▶ **Exercise goal**
Line count for "title": state how many lines of the data below include it, and output nothing more.

============================================================

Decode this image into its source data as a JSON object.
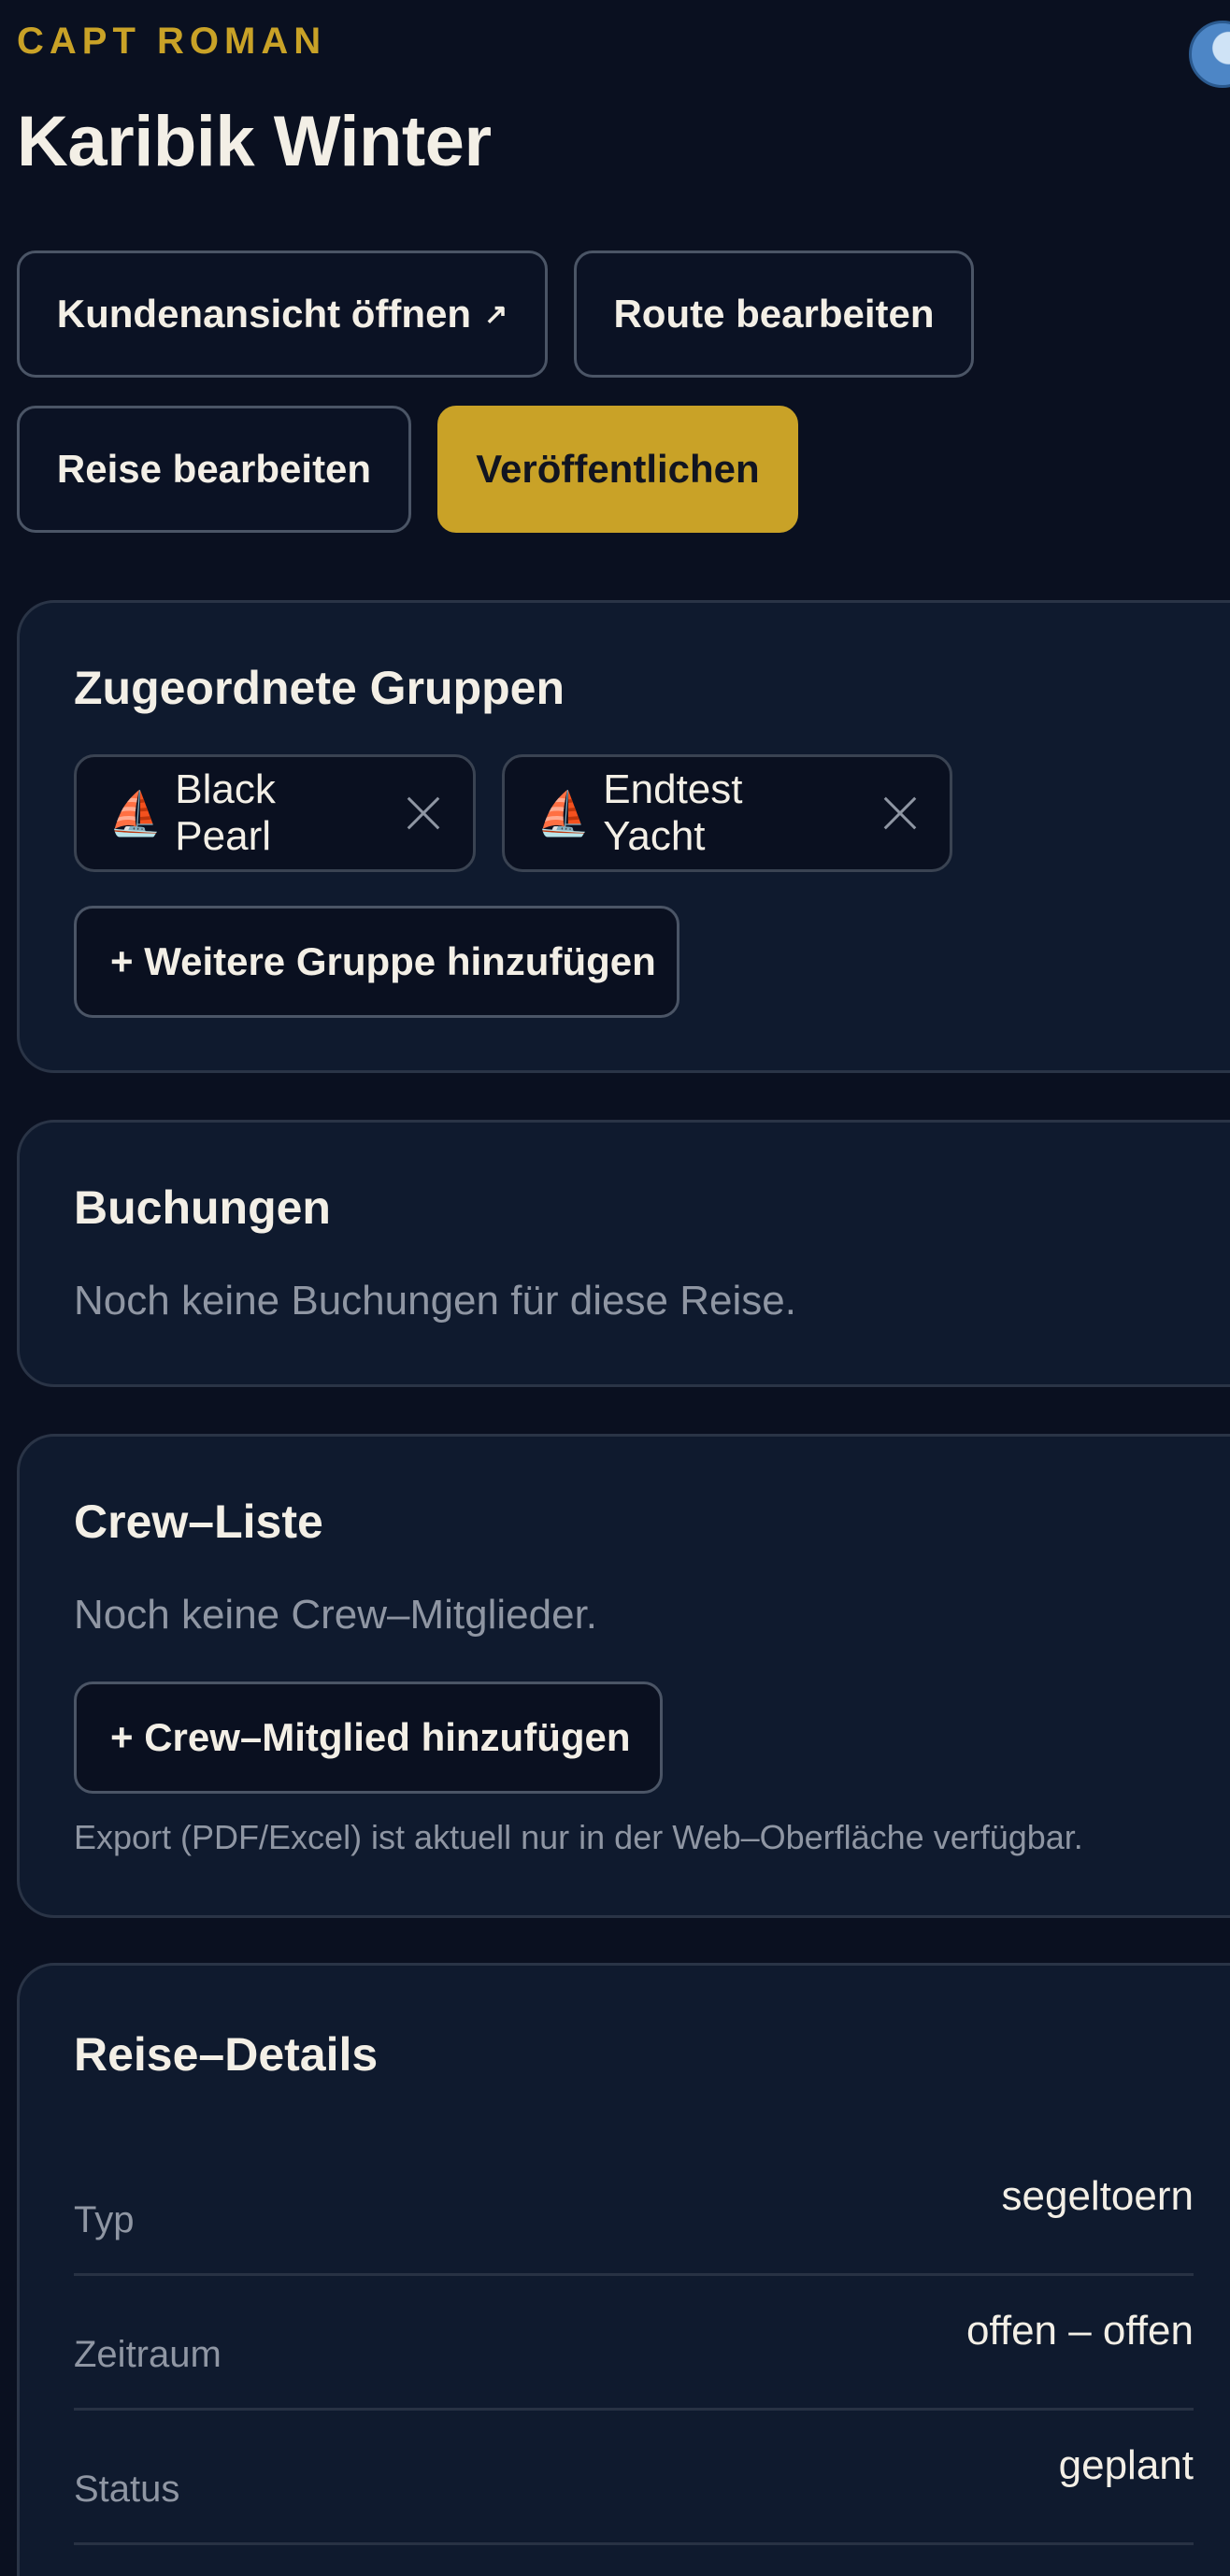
{
  "header": {
    "brand": "CAPT ROMAN",
    "title": "Karibik Winter"
  },
  "actions": {
    "customer_view": "Kundenansicht öffnen",
    "customer_view_icon": "↗",
    "edit_route": "Route bearbeiten",
    "edit_trip": "Reise bearbeiten",
    "publish": "Veröffentlichen"
  },
  "groups": {
    "title": "Zugeordnete Gruppen",
    "items": [
      {
        "icon": "⛵",
        "label": "Black Pearl"
      },
      {
        "icon": "⛵",
        "label": "Endtest Yacht"
      }
    ],
    "add_label": "+ Weitere Gruppe hinzufügen"
  },
  "bookings": {
    "title": "Buchungen",
    "empty": "Noch keine Buchungen für diese Reise."
  },
  "crew": {
    "title": "Crew–Liste",
    "empty": "Noch keine Crew–Mitglieder.",
    "add_label": "+ Crew–Mitglied hinzufügen",
    "export_note": "Export (PDF/Excel) ist aktuell nur in der Web–Oberfläche verfügbar."
  },
  "details": {
    "title": "Reise–Details",
    "rows": [
      {
        "label": "Typ",
        "value": "segeltoern"
      },
      {
        "label": "Zeitraum",
        "value": "offen – offen"
      },
      {
        "label": "Status",
        "value": "geplant"
      }
    ]
  },
  "colors": {
    "background": "#0a1020",
    "card": "#0f1a2e",
    "accent": "#c9a227",
    "muted_text": "#8f96a3"
  }
}
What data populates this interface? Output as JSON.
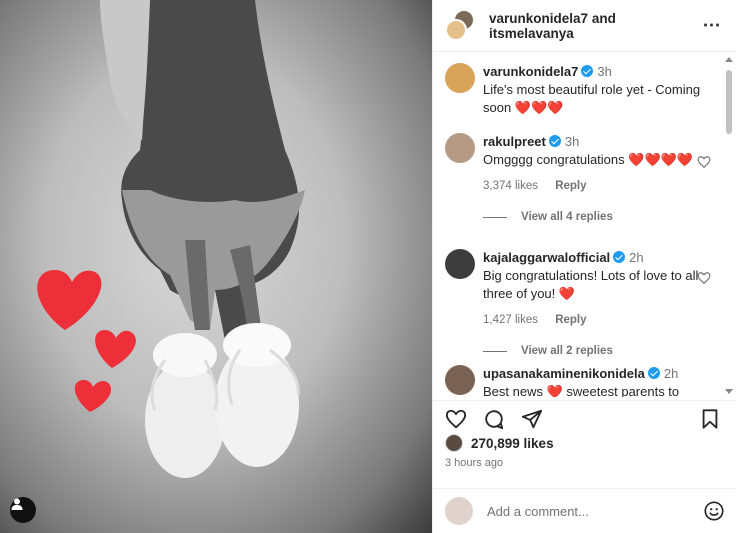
{
  "post": {
    "header_user1": "varunkonidela7",
    "header_and": "and",
    "header_user2": "itsmelavanya",
    "more_icon": "⋯"
  },
  "caption": {
    "username": "varunkonidela7",
    "time": "3h",
    "text": "Life's most beautiful role yet - Coming soon",
    "hearts": "❤️❤️❤️"
  },
  "comments": [
    {
      "username": "rakulpreet",
      "time": "3h",
      "text": "Omgggg congratulations",
      "hearts": "❤️❤️❤️❤️",
      "likes": "3,374 likes",
      "reply": "Reply",
      "view_replies": "View all 4 replies"
    },
    {
      "username": "kajalaggarwalofficial",
      "time": "2h",
      "text": "Big congratulations! Lots of love to all three of you!",
      "hearts": "❤️",
      "likes": "1,427 likes",
      "reply": "Reply",
      "view_replies": "View all 2 replies"
    },
    {
      "username": "upasanakaminenikonidela",
      "time": "2h",
      "text": "Best news",
      "text2": "sweetest parents to",
      "hearts": "❤️"
    }
  ],
  "footer": {
    "likes_count": "270,899 likes",
    "time_ago": "3 hours ago",
    "add_comment_placeholder": "Add a comment..."
  },
  "colors": {
    "heart": "#ed2f3a",
    "verified": "#1d9bf0",
    "muted": "#737373"
  }
}
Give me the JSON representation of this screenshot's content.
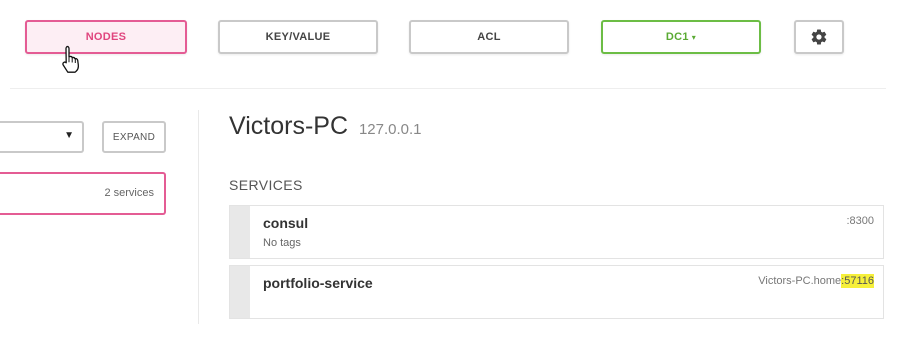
{
  "nav": {
    "nodes": "NODES",
    "keyvalue": "KEY/VALUE",
    "acl": "ACL",
    "dc": "DC1",
    "dc_caret": "▾",
    "settings_icon": "gear-icon"
  },
  "sidebar": {
    "select_value": "",
    "select_arrow": "▼",
    "expand_label": "EXPAND",
    "node_services": "2 services"
  },
  "node": {
    "name": "Victors-PC",
    "address": "127.0.0.1",
    "services_label": "SERVICES",
    "services": [
      {
        "name": "consul",
        "tags": "No tags",
        "port": ":8300"
      },
      {
        "name": "portfolio-service",
        "tags": "",
        "host": "Victors-PC.home",
        "port": ":57116"
      }
    ]
  },
  "colors": {
    "active_nav": "#e45c94",
    "dc_green": "#6cbd45",
    "highlight": "#f6f03a"
  }
}
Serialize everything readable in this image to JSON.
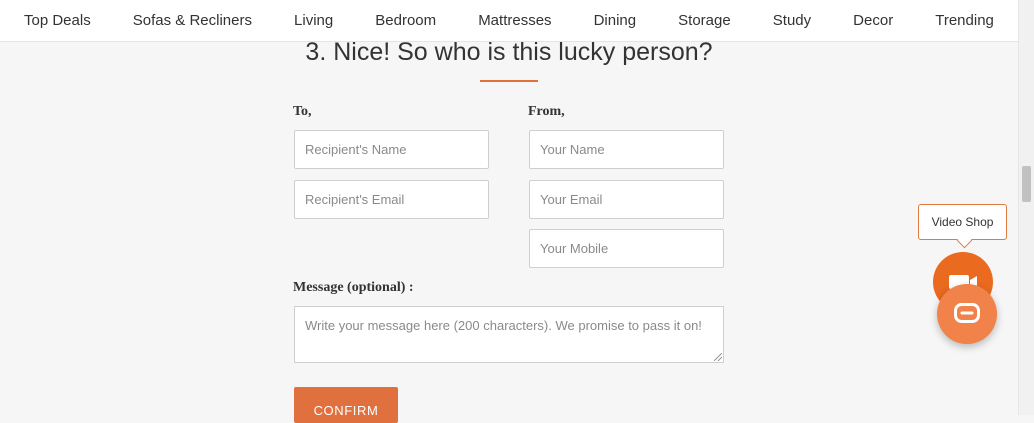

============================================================

▶ **Expected answer**
5